Depression and Older Adults Depression Is Not a Normal Part of Aging. Depression is a common problem among older adults, Recognizing Symptoms of Depression in Older Adults. Types of Depression. There are several types of depressive disorders. Causes and . Although most cases of depression are diagnosed in young adults, depression can occur at any age. Certain people are at a higher risk for developing depression. If you are an older adult, you may be at a higher risk if you: are female; have a chronic medical illness, such as cancer, diabetes or heart disease; have a disability; sleep poorly.

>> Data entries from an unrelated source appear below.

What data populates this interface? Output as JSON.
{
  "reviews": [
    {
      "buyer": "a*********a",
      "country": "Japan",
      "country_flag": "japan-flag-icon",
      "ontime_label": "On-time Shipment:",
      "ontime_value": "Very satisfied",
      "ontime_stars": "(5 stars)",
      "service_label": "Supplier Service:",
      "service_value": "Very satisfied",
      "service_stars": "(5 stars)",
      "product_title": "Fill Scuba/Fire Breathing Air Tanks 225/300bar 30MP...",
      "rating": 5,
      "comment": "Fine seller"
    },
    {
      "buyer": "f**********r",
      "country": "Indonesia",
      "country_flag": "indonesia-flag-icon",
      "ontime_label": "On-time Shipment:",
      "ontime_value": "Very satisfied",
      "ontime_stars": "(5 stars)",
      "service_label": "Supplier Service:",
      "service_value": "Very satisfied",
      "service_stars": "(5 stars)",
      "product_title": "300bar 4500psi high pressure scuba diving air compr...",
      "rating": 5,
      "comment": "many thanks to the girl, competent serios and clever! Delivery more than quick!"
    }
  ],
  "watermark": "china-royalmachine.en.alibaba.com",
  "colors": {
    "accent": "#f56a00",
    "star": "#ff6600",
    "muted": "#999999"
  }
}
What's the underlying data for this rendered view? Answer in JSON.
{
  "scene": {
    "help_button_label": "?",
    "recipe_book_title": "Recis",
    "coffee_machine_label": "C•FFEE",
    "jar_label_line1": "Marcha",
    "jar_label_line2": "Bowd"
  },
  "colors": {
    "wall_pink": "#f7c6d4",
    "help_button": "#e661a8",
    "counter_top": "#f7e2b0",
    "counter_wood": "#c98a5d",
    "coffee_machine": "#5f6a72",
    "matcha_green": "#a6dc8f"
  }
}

Depression - older adults - The first steps of treatment are to Treat any illness that may be causing the symptoms. Stop taking any medicines that may be making . Signs and symptoms of depression in older adults and the elderly Loss of self-worth (worries about being a burden, feelings of worthlessness or self-loathing). Slowed movement or speech. Increased use of alcohol or other drugs. Fixation on death; thoughts of suicide. Memory problems. Neglecting.
Depression is a medical illness. It affects your mental and physical health. Anyone can have depression, including older adults. In addition to the standard depression symptoms, older adults may: have delusions or hallucinations; have memory problems or confusion. Path to improved health. Depression is common in adults who are more than 65 years of age. Depression often gets overlooked or misdiagnosed in seniors. When you’re older, you may not have the sad or empty feeling that’s common with it. Instead, you may: Feel tired. Have trouble sleeping. Be grumpy or irritable. Feel confused. Struggle to pay attention.Author: Rachel Reiff Ellis.
Depression Different for Older Adults. Older adults are at increased risk. We know that about 80% of older adults have at least one chronic health condition, and 50% have two or more. Depression is more common in people who also have other illnesses (such as heart disease or cancer) or whose function becomes limited. Older Adult Attitudes Toward Depression: Only 42% would seek help from a health professional. Signs of depression are mentioned more frequently by people under age 64 than people aged 65 and over. These include “a change in eating habits” (29% vs. 15%), “a change in sleeping habits” (33% vs. 16%) and “sadness” (28% vs. 15%).
How is Depression Different for Older Adults? Older adults are at increased risk. We know that about 80% of older adults have at least one chronic health condition, and 50% have two or more. Depression is more common in people who also have other illnesses (such as heart disease or cancer) or whose function becomes limited. Older adults are often misdiagnosed and undertreated. Geriatric depression. Geriatric depression is a mental and emotional disorder affecting older adults. Feelings of sadness and occasional “blue” moods are normal. However, lasting depression is not a typical part of aging. Older adults are more likely to suffer from subsyndromal depression.Author: Brian Krans.